Bluestone also took an academic role in field, publishing the New York Attorney Malpractice Report from 2002-2004.  He started the “New York Attorney Malpractice Blog” in 2004, where he has published more than 4500 entries.

Mr. Bluestone has written 38 scholarly peer-reviewed articles concerning legal malpractice, many in the Outside Counsel column of the New York Law Journal. He has appeared as an Expert witness in multiple legal malpractice litigations.

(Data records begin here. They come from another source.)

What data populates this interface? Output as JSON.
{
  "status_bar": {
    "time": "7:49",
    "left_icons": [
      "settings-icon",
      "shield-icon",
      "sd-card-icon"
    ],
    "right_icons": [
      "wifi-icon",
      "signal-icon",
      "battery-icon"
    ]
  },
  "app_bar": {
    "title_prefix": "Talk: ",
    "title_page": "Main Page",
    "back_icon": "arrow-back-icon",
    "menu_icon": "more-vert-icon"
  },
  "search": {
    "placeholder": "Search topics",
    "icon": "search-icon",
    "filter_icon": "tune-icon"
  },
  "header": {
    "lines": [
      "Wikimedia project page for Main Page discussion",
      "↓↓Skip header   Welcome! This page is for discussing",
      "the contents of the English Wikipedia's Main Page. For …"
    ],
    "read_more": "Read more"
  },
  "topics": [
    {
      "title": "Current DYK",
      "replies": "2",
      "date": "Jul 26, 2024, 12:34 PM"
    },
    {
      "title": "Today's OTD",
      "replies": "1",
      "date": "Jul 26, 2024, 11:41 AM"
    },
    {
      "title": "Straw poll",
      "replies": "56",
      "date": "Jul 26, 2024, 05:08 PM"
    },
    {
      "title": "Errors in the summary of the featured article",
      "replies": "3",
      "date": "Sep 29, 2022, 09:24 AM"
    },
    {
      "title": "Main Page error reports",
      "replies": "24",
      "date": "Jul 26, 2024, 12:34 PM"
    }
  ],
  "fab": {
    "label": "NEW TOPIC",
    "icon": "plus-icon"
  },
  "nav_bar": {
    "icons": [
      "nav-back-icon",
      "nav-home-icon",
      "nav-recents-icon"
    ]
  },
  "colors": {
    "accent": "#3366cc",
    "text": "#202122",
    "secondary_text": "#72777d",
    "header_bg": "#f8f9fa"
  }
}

Mr. Bluestone is an adjunct professor of law at St. John’s University College of Law, teaching Legal Malpractice.  Mr. Bluestone has argued legal malpractice cases in the Second Circuit, in the New York State Court of Appeals, each of the four New York Appellate Divisions, in all four of  the U.S. District Courts of New York and in Supreme Courts all over the state.  He has also been admitted pro haec vice in the states of Connecticut, New Jersey and Florida and was formally admitted to the US District Court of Connecticut and to its Bankruptcy Court all for legal malpractice matters. He has been retained by U.S. Trustees in legal malpractice cases from Bankruptcy Courts, and has represented municipalities, insurance companies, hedge funds, communications companies and international manufacturing firms. Mr. Bluestone regularly lectures in CLEs on legal malpractice.

Based upon his professional experience Bluestone was named a Diplomate and was Board Certified by the American Board of Professional Liability Attorneys in 2008 in Legal Malpractice. He remains Board Certified.  He was admitted to The Best Lawyers in America from 2012-2019.  He has been featured in Who’s Who in Law since 1993.

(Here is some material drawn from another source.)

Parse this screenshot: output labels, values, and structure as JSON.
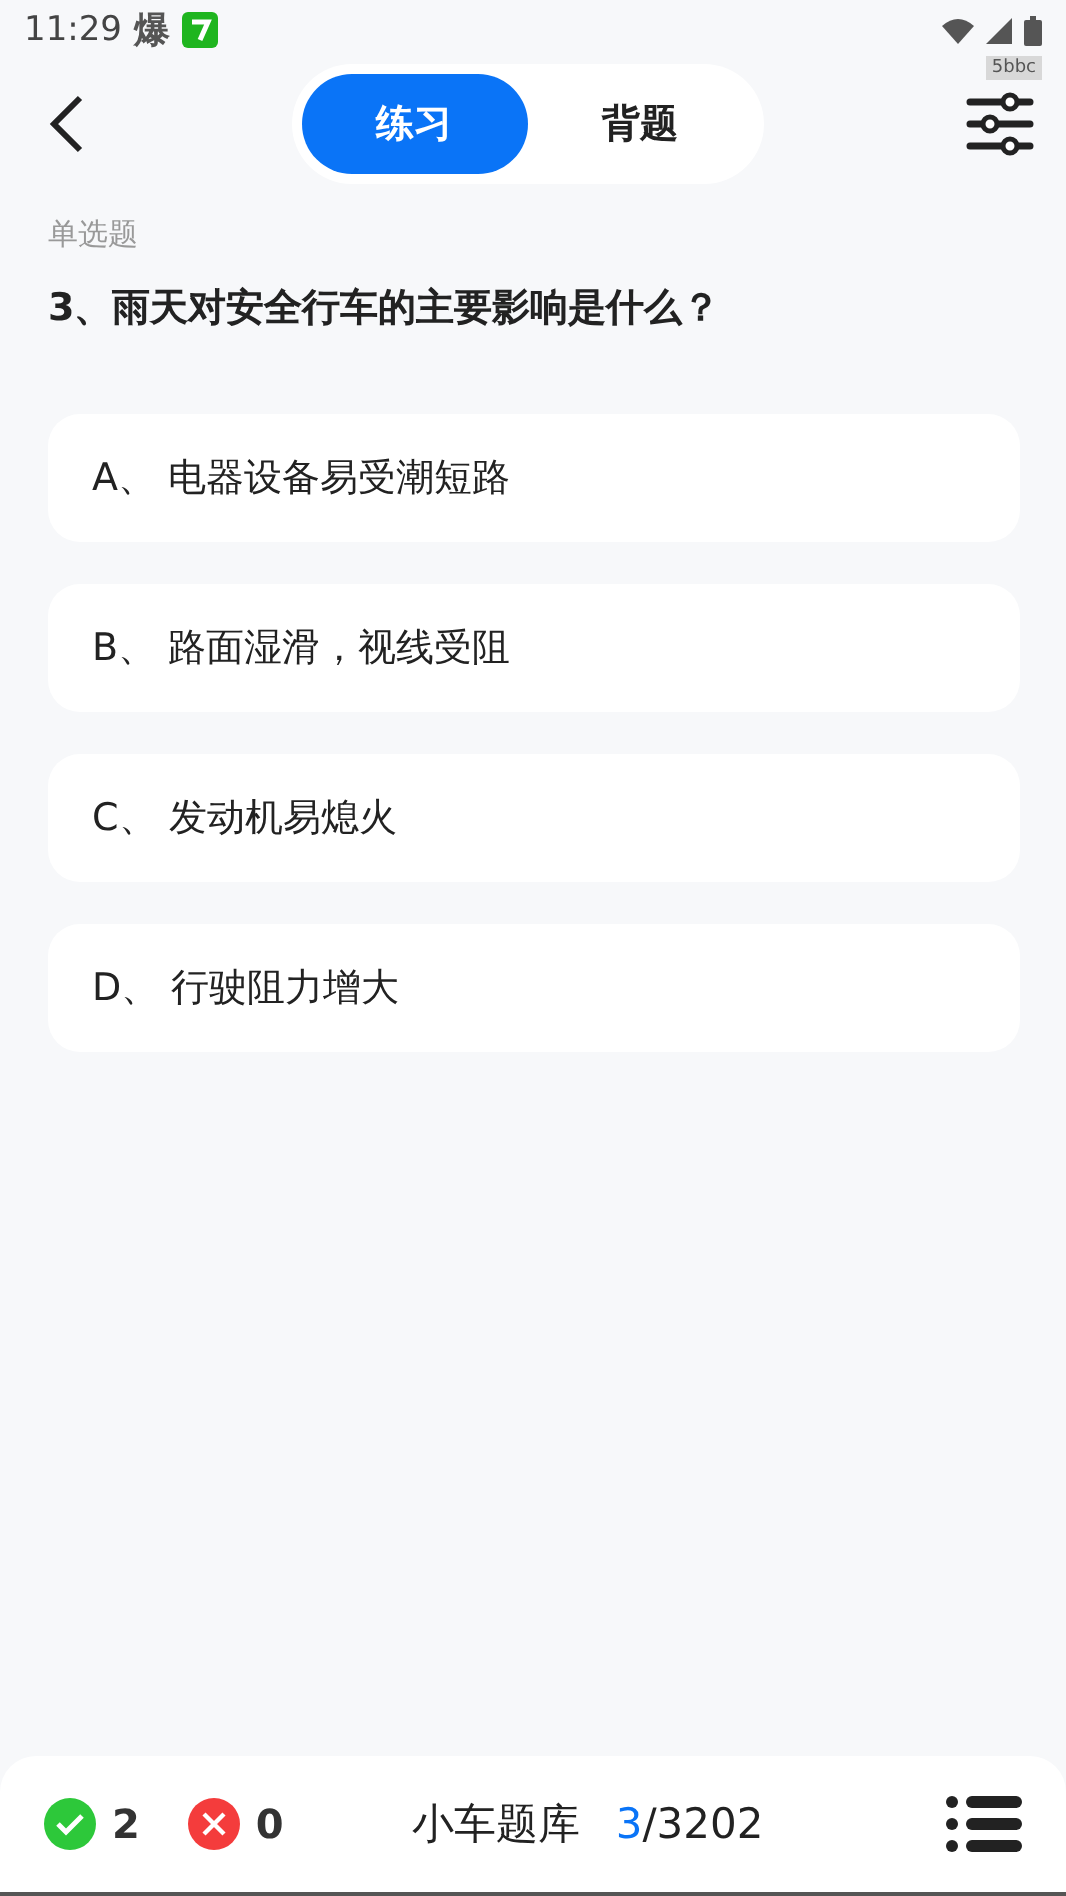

In the last years, Mr. Bluestone has been featured for two particularly noteworthy legal malpractice cases.  The first was a settlement of an $11.9 million dollar default legal malpractice case of Yeo v. Kasowitz, Benson, Torres & Friedman which was reported in the NYLJ on August 15, 2016. Most recently, Mr. Bluestone obtained a rare plaintiff’s verdict in a legal malpractice case on behalf of the City of White Plains v. Joseph Maria, reported in the NYLJ on February 14, 2017. It was the sole legal malpractice jury verdict in the State of New York for 2017.

Bluestone has been at the forefront of the development of legal malpractice principles and has contributed case law decisions, writing and lecturing which have been recognized by his peers.  He is regularly mentioned in academic writing, and his past cases are often cited in current legal malpractice decisions. He is recognized for his ample writings on Judiciary Law § 487, a 850 year old statute deriving from England which relates to attorney deceit.